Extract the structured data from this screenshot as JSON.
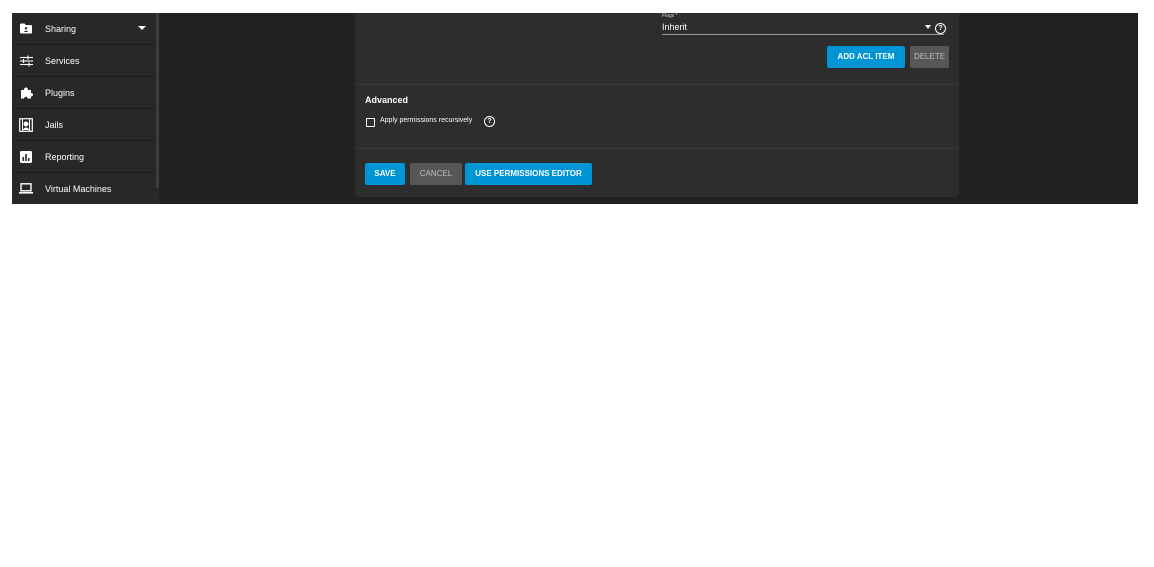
{
  "sidebar": {
    "items": [
      {
        "label": "Sharing",
        "icon": "folder-share-icon",
        "has_submenu": true
      },
      {
        "label": "Services",
        "icon": "tune-icon"
      },
      {
        "label": "Plugins",
        "icon": "puzzle-icon"
      },
      {
        "label": "Jails",
        "icon": "jail-icon"
      },
      {
        "label": "Reporting",
        "icon": "chart-icon"
      },
      {
        "label": "Virtual Machines",
        "icon": "laptop-icon"
      }
    ]
  },
  "acl": {
    "flags_label": "Flags *",
    "flags_value": "Inherit",
    "add_item_label": "ADD ACL ITEM",
    "delete_label": "DELETE"
  },
  "advanced": {
    "title": "Advanced",
    "recursive_label": "Apply permissions recursively",
    "recursive_checked": false
  },
  "actions": {
    "save_label": "SAVE",
    "cancel_label": "CANCEL",
    "editor_label": "USE PERMISSIONS EDITOR"
  },
  "colors": {
    "primary": "#0095d5",
    "muted_button": "#575757",
    "background": "#212121",
    "card": "#2d2d2d",
    "sidebar": "#282828"
  }
}
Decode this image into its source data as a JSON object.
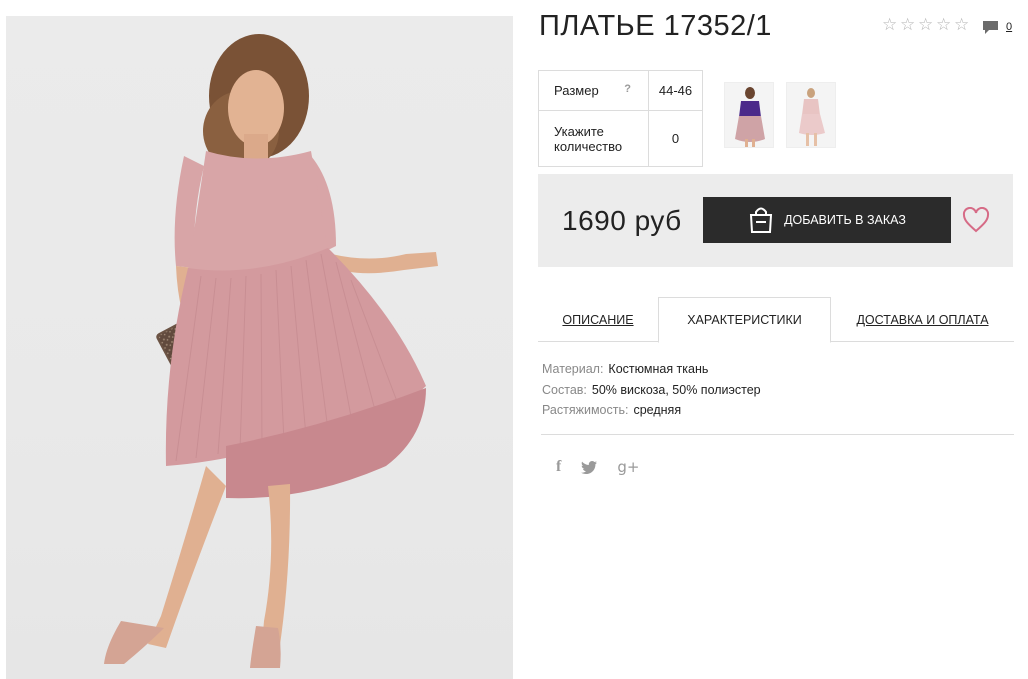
{
  "product": {
    "title": "ПЛАТЬЕ 17352/1",
    "rating_stars": 5,
    "comment_count": "0"
  },
  "options": {
    "size_label": "Размер",
    "size_help": "?",
    "size_value": "44-46",
    "qty_label_line1": "Укажите",
    "qty_label_line2": "количество",
    "qty_value": "0"
  },
  "purchase": {
    "price": "1690 руб",
    "add_button_label": "ДОБАВИТЬ В ЗАКАЗ"
  },
  "tabs": {
    "description": "ОПИСАНИЕ",
    "characteristics": "ХАРАКТЕРИСТИКИ",
    "delivery": "ДОСТАВКА И ОПЛАТА"
  },
  "characteristics": [
    {
      "key": "Материал:",
      "value": "Костюмная ткань"
    },
    {
      "key": "Состав:",
      "value": "50% вискоза, 50% полиэстер"
    },
    {
      "key": "Растяжимость:",
      "value": "средняя"
    }
  ],
  "social": {
    "facebook": "f",
    "twitter": "🐦",
    "googleplus": "g+"
  },
  "colors": {
    "button_bg": "#2b2b2b",
    "heart": "#d66b86",
    "dress_pink": "#d8a5a7",
    "price_box_bg": "#ececec"
  },
  "icons": [
    "star-icon",
    "comment-icon",
    "help-icon",
    "bag-icon",
    "heart-icon",
    "facebook-icon",
    "twitter-icon",
    "googleplus-icon"
  ]
}
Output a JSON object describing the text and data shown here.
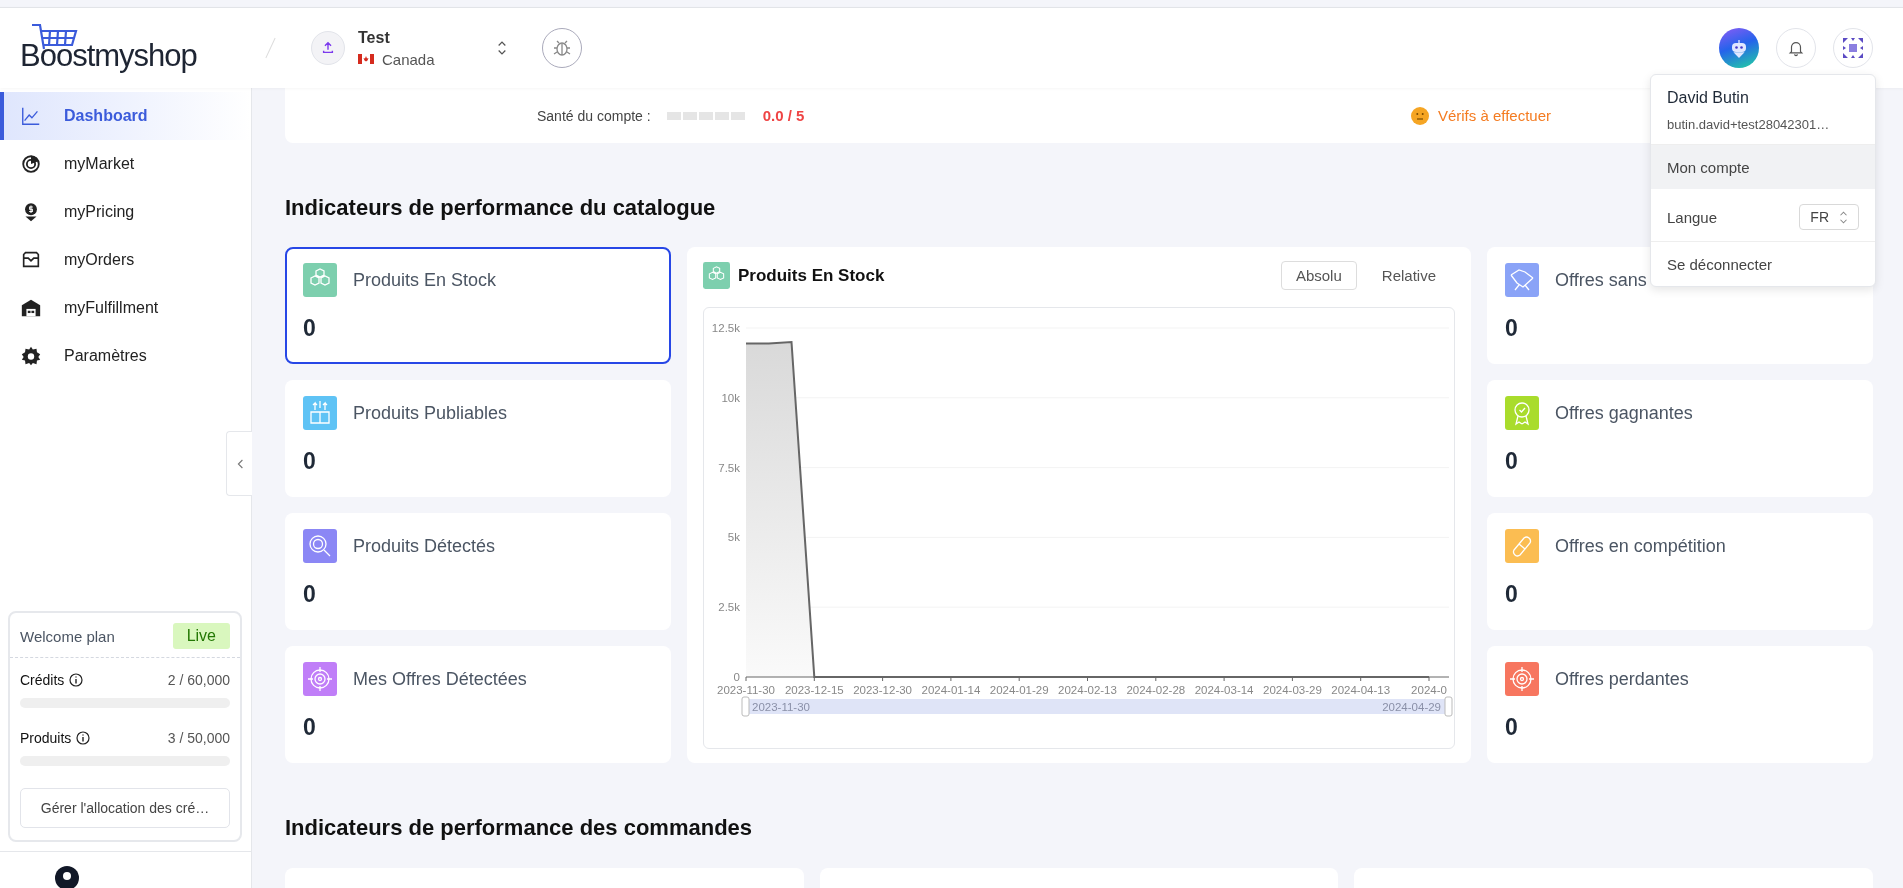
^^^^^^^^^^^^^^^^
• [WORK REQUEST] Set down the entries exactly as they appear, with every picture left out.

• [WRITTEN RESPONSE]
Extract the structured data from this screenshot as JSON.
{
  "sidebar": {
    "items": [
      {
        "label": "Sharing",
        "icon": "folder-share-icon",
        "has_submenu": true
      },
      {
        "label": "Services",
        "icon": "tune-icon"
      },
      {
        "label": "Plugins",
        "icon": "puzzle-icon"
      },
      {
        "label": "Jails",
        "icon": "jail-icon"
      },
      {
        "label": "Reporting",
        "icon": "chart-icon"
      },
      {
        "label": "Virtual Machines",
        "icon": "laptop-icon"
      }
    ]
  },
  "acl": {
    "flags_label": "Flags *",
    "flags_value": "Inherit",
    "add_item_label": "ADD ACL ITEM",
    "delete_label": "DELETE"
  },
  "advanced": {
    "title": "Advanced",
    "recursive_label": "Apply permissions recursively",
    "recursive_checked": false
  },
  "actions": {
    "save_label": "SAVE",
    "cancel_label": "CANCEL",
    "editor_label": "USE PERMISSIONS EDITOR"
  },
  "colors": {
    "primary": "#0095d5",
    "muted_button": "#575757",
    "background": "#212121",
    "card": "#2d2d2d",
    "sidebar": "#282828"
  }
}
Decode this image into its source data as a JSON object.
{
  "product": {
    "title": "ПЛАТЬЕ 17352/1",
    "rating_stars": 5,
    "comment_count": "0"
  },
  "options": {
    "size_label": "Размер",
    "size_help": "?",
    "size_value": "44-46",
    "qty_label_line1": "Укажите",
    "qty_label_line2": "количество",
    "qty_value": "0"
  },
  "purchase": {
    "price": "1690 руб",
    "add_button_label": "ДОБАВИТЬ В ЗАКАЗ"
  },
  "tabs": {
    "description": "ОПИСАНИЕ",
    "characteristics": "ХАРАКТЕРИСТИКИ",
    "delivery": "ДОСТАВКА И ОПЛАТА"
  },
  "characteristics": [
    {
      "key": "Материал:",
      "value": "Костюмная ткань"
    },
    {
      "key": "Состав:",
      "value": "50% вискоза, 50% полиэстер"
    },
    {
      "key": "Растяжимость:",
      "value": "средняя"
    }
  ],
  "social": {
    "facebook": "f",
    "twitter": "🐦",
    "googleplus": "g+"
  },
  "colors": {
    "button_bg": "#2b2b2b",
    "heart": "#d66b86",
    "dress_pink": "#d8a5a7",
    "price_box_bg": "#ececec"
  },
  "icons": [
    "star-icon",
    "comment-icon",
    "help-icon",
    "bag-icon",
    "heart-icon",
    "facebook-icon",
    "twitter-icon",
    "googleplus-icon"
  ]
}
Output a JSON object describing the text and data shown here.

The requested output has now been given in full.